World Voices of Ukraine Solidarity
Third, Russia is isolated in the international community and its solidarity with Ukraine is growing. Putin did not expect the West to unite to support Ukraine, nor did he expect the EU countries, which depend on Russia for oil and natural gas, to impose harsh sanctions.
But instead of causing a rift within NATO, the invasion of Ukraine had the exact opposite effect and backfired. Finland has stepped up its efforts to join NATO. Switzerland and Sweden, which had not even implemented sanctions against Hitler, joined in support of Ukraine. The EU and the U.S. have also decided to expel several Russian banks from the SWIFT system of international financial settlement, which is a serious blow to the Russian economy.
These miscalculations signal the beginning of dictator Putin’s downfall. Anti-war voices showing support and solidarity with Ukraine’s resistance to Russian aggression are now a huge swell.

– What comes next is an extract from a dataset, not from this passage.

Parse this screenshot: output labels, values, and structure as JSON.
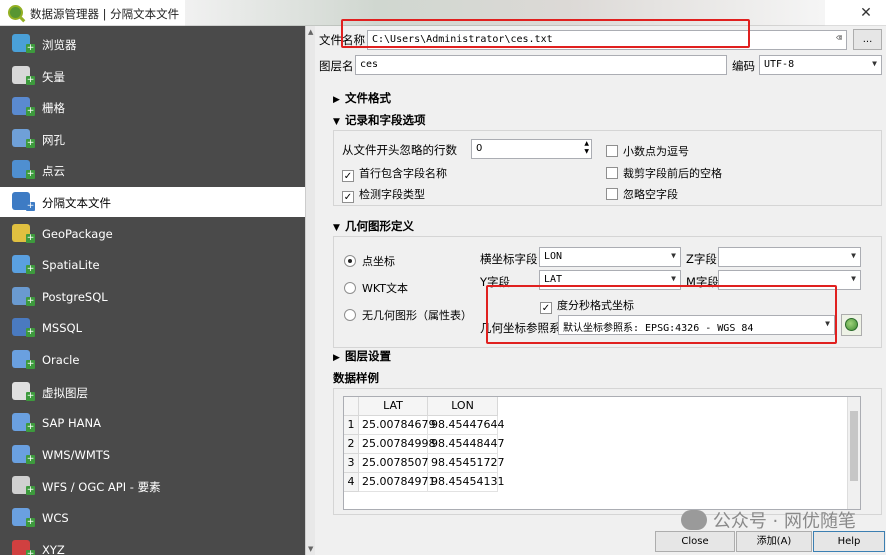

The Ukrainian people have the right to resist aggression for the sake of their political freedom = the right to self-determination. If the capital Kiev were to fall or President Zelensky were to be killed, the Ukrainian people would still continue to fight “Ukraine shall not perish” (national anthem).
Death to the aggressor! Glory to Ukraine for resisting!